* Data records for software interfaces *
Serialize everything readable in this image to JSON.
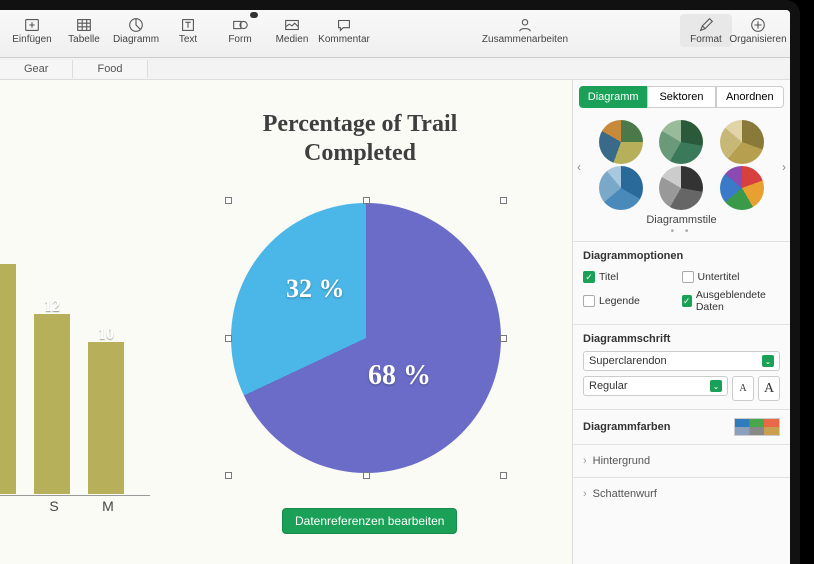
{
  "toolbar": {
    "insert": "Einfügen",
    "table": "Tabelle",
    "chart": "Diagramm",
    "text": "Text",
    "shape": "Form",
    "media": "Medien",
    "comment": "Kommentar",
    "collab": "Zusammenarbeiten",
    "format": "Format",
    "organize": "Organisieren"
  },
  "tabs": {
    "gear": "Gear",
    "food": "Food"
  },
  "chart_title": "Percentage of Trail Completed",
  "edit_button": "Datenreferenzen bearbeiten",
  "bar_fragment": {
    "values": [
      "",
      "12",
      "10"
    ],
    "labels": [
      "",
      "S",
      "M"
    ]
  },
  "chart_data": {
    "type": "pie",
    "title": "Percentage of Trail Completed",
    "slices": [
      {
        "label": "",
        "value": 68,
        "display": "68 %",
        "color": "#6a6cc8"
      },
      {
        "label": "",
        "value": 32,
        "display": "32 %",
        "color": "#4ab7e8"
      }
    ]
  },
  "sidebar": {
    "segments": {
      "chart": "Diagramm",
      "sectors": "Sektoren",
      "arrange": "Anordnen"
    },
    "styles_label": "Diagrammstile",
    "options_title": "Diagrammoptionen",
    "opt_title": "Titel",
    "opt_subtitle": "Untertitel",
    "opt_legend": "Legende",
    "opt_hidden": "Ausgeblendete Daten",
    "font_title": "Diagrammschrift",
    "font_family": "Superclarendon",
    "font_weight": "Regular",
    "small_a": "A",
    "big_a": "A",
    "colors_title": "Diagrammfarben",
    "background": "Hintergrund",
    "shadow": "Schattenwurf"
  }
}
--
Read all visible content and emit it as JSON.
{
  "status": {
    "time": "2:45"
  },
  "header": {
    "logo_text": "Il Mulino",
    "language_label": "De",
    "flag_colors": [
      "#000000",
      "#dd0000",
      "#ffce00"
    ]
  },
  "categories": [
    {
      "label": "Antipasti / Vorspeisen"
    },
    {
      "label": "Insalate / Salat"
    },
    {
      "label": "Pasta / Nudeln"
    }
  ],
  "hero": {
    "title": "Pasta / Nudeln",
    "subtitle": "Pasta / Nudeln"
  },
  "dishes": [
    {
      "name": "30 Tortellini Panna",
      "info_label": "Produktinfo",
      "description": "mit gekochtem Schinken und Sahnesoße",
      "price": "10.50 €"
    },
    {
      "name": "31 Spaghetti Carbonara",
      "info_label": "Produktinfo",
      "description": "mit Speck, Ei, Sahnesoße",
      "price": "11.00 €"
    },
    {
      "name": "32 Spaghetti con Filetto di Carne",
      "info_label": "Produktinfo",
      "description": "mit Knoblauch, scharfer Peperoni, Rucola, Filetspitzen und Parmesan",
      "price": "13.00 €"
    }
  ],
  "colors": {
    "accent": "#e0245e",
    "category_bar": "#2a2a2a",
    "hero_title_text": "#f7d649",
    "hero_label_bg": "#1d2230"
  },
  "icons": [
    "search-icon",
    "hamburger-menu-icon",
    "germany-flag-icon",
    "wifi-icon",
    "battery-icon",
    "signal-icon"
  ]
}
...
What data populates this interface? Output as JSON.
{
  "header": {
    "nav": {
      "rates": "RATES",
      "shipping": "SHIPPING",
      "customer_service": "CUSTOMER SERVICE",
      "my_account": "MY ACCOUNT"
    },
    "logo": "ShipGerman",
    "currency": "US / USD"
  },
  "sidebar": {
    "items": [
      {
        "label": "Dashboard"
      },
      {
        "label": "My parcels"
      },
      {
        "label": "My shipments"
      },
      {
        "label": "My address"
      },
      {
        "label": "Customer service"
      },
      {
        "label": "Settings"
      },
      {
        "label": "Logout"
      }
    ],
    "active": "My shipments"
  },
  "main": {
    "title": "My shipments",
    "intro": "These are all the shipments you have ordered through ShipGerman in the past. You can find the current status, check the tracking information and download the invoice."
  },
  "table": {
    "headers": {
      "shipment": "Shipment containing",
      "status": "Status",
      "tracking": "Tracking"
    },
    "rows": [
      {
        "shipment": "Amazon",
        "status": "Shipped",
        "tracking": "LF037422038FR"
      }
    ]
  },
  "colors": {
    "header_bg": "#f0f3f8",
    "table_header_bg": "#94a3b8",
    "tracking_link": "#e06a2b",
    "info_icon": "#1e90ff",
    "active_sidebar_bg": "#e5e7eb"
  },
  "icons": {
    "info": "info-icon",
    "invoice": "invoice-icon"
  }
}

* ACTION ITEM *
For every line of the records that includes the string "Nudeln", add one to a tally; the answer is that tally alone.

* ANSWER BOX *
3